The Board should take measures to ensure that inmates who desire to waive parole hearings do so knowingly, intelligently, and voluntarily, and to create a record that establishes the validity of the waiver. See People ex rel. Frazier v. Warden, Rikers Island Corr. Ctr., 978 N.Y.S.2d 636, 641 (N.Y. 2013) (“A waiver will be deemed knowing, intelligent, and voluntary when the record demonstrates that the parolee’s rights concerning the hearing and the effect of his waiver were explained to him”);People ex rel. Moll v. Rodriguez, 516 N.Y.S.2d 998, 1000 (N.Y. App. Div. 1987) (“The waiver of a preliminary [parole revocation] hearing must be knowing, intelligent and voluntary, and the basis for the hearing officer’s determination of validity must appear in the record.”); McKenzie v. Pa. Bd. of Probation & Parole, 963 A.2d 616, 621 (Pa. Commw. Ct. 2009) (“[T]he violation hearing waiver form here reflects [the parolee] voluntarily, knowingly and intelligently waived his right to a violation hearing[.]”) (internal quotation marks omitted); Ex parte Maceyra, 690 S.W.2d 572, 577 (Tex. Crim. App. 1983) (holding that “in absence of an affirmative waiver, intelligently and knowingly given, a parolee is entitled to [a] parole revocation hearing”) (citation omitted). Cases from other jurisdictions suggest that express advisories in written waivers signed by the inmate can satisfy the requirement of a knowing, intelligent, and voluntary waiver. See, e.g., Frazier, 978 N.Y.S.2d at 641 (reasoning “a writing that clearly and unambiguously demonstrates the parolee’s desire to abandon his right to a preliminary hearing will be deemed valid”);McKenzie, 963 A.2d at 620 (noting under state law, “to effectuate a knowing and voluntary waiver in Parole Board cases, all that is required is for the Board to show that it followed its own regulations and provided the necessary information to the offender prior to the offender signing the written waiver form”).

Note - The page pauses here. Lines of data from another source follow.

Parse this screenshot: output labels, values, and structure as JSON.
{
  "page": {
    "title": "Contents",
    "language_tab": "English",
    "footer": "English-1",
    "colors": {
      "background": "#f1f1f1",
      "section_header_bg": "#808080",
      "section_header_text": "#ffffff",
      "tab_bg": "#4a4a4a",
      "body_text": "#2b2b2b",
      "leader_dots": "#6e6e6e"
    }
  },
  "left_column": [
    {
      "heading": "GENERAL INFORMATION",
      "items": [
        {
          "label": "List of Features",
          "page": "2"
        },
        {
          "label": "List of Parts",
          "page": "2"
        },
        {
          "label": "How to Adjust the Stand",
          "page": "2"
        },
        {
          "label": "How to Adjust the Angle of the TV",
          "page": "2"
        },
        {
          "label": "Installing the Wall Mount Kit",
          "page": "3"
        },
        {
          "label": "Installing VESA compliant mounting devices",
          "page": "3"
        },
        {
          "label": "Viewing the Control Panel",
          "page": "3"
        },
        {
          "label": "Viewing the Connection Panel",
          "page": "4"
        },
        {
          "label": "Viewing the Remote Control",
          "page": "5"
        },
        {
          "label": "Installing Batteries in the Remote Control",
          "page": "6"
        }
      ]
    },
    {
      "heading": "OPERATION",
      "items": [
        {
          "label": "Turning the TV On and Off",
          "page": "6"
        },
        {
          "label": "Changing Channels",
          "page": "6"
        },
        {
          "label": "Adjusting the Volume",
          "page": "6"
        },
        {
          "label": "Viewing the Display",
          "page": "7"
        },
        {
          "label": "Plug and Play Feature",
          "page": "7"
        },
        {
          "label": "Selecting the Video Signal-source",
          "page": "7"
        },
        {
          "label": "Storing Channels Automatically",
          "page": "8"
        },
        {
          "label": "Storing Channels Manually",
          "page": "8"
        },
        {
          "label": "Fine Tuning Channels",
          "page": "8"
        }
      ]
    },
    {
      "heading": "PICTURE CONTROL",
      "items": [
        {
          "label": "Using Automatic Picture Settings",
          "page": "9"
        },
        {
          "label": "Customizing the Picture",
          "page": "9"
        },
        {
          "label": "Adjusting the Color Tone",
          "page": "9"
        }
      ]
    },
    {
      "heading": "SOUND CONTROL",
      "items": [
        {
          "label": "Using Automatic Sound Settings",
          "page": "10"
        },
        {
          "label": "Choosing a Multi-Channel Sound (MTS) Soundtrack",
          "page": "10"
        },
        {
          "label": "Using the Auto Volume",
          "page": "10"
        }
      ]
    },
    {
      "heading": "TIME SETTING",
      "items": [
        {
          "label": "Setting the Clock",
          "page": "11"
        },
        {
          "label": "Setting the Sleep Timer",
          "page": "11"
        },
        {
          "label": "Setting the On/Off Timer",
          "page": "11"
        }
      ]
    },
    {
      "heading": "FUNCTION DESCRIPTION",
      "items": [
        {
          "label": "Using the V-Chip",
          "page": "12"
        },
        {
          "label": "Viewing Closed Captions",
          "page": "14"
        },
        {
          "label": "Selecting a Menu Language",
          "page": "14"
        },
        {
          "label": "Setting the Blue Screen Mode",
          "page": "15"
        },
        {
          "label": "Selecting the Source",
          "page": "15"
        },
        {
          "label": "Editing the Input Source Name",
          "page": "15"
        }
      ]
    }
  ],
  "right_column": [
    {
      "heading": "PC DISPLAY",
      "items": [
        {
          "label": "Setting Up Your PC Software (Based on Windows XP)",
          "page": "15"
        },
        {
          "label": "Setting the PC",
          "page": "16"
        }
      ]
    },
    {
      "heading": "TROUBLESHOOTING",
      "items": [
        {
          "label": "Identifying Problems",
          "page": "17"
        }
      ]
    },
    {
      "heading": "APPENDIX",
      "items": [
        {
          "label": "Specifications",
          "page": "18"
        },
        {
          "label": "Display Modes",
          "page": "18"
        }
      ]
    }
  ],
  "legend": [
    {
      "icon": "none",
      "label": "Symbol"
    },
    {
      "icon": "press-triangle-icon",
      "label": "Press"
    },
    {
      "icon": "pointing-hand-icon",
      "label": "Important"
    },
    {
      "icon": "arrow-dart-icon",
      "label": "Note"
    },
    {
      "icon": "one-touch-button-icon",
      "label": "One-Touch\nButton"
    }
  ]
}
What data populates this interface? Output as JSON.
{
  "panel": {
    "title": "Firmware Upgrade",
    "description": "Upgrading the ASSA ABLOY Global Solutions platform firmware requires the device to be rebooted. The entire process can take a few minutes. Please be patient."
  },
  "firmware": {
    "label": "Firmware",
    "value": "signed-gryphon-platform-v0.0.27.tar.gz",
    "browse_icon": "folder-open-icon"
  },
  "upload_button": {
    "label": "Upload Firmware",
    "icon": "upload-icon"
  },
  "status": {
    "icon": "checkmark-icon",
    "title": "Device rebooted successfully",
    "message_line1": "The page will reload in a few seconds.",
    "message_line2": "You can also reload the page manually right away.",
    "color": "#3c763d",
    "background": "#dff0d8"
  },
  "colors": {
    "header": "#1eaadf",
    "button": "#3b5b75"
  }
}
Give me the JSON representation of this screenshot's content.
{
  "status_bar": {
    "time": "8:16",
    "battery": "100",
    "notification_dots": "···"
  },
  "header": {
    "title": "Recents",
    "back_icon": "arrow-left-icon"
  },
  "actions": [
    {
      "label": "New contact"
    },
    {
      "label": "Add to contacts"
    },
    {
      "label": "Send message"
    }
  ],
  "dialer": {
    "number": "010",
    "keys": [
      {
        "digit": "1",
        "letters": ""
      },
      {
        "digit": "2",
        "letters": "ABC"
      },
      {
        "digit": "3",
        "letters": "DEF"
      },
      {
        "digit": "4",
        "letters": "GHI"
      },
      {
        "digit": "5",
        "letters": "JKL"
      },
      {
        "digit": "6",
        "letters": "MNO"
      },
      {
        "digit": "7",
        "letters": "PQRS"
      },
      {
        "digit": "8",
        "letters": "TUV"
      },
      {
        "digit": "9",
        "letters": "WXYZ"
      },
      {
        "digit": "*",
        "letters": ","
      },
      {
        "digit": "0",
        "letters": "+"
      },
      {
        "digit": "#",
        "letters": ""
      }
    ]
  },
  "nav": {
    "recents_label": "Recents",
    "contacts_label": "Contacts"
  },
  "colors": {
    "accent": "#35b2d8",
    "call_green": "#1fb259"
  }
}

The Board can use its rule-making authority to require signed, written waivers or other comparable requirements designed to establish that an inmate validly waived a parole release hearing. See A.R.S. § 31–401(G) (“The board may adopt rules, not inconsistent with law, as it deems proper for the conduct of its business. The board may from time to time amend or change the rules and publish and distribute the rules as provided by the administrative procedures act.”).
Finally, even if an inmate validly waives his/her right to a parole hearing, such a waiver does not release the Board from determining whether to grant parole to the inmate. Under A.R.S. § 31–411(C), the Board must approve or reject an inmate’s application for parole or absolute discharge from imprisonment. Consequently, although an inmate’s waiver of his/her right to a parole hearing releases the Board from its obligation to conduct the hearing, it does not relieve the Board of its obligation to determine whether to grant parole to the inmate.
The Board must give parole-eligible inmates an “opportunity to be heard” in the parole release decision-making process. Arizona law fulfills this requirement exclusively through parole hearings conducted by the Board or hearing officers. An inmate may waive the right to a parole hearing. Although a valid waiver would relieve the Board of its duty to conduct the hearing, the Board must nonetheless make a decision on the inmate’s parole application pursuant to A.R.S. § 31–411(C).
Thomas C. Horne